## THE TASK
Where in the records does the word "Model" occur? Copy each line in which it does.

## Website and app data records
● ● ● ● ●

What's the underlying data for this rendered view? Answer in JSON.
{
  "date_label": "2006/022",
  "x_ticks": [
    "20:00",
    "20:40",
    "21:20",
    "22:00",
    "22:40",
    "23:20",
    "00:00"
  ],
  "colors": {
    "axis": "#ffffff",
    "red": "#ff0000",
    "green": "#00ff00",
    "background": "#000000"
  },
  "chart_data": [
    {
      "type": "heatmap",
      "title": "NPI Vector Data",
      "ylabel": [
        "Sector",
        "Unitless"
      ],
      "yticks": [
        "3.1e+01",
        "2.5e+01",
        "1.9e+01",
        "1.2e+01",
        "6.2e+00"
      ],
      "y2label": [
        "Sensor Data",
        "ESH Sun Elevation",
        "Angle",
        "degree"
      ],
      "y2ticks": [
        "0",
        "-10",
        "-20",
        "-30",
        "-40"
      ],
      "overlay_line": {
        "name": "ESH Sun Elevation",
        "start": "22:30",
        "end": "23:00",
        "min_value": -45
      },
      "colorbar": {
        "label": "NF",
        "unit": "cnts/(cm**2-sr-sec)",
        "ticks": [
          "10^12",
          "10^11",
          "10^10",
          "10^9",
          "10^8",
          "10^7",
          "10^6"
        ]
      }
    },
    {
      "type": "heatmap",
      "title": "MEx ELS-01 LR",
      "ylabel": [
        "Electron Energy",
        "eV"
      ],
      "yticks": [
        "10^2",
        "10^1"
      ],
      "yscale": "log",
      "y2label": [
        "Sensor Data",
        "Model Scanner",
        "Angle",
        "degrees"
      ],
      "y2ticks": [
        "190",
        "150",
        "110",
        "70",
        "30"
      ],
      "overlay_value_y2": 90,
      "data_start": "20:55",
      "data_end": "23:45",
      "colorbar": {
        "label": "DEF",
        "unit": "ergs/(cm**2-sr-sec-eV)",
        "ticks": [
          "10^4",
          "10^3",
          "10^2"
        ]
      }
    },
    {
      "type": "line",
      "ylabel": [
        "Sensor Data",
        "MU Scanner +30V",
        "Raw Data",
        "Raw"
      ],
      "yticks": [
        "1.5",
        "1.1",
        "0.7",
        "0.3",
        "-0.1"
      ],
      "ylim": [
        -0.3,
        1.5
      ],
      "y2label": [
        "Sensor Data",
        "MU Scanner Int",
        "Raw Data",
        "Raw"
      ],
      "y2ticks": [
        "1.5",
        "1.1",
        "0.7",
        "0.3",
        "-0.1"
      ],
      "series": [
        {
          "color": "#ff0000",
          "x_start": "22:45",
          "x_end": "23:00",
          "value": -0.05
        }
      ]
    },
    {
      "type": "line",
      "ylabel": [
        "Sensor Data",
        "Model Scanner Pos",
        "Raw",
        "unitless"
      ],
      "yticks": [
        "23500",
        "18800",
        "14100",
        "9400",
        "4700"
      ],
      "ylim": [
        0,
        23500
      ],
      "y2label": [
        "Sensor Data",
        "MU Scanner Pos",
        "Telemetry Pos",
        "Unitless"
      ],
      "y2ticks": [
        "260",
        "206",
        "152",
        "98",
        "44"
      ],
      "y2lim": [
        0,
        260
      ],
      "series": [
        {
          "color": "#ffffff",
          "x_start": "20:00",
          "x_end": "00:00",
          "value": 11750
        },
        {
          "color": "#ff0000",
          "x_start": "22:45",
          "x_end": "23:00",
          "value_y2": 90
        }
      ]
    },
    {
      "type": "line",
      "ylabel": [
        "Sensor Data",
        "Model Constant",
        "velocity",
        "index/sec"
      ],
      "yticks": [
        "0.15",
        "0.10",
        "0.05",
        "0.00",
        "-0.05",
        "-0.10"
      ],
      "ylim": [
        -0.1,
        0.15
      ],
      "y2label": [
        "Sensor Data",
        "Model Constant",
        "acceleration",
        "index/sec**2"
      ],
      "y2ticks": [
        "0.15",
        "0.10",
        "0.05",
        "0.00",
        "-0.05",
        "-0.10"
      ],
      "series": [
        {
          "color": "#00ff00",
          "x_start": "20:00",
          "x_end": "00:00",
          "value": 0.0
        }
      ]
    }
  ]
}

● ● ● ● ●

## ANSWER SPACE
        "Model Scanner",
        "Model Scanner Pos",
        "Model Constant",
        "Model Constant",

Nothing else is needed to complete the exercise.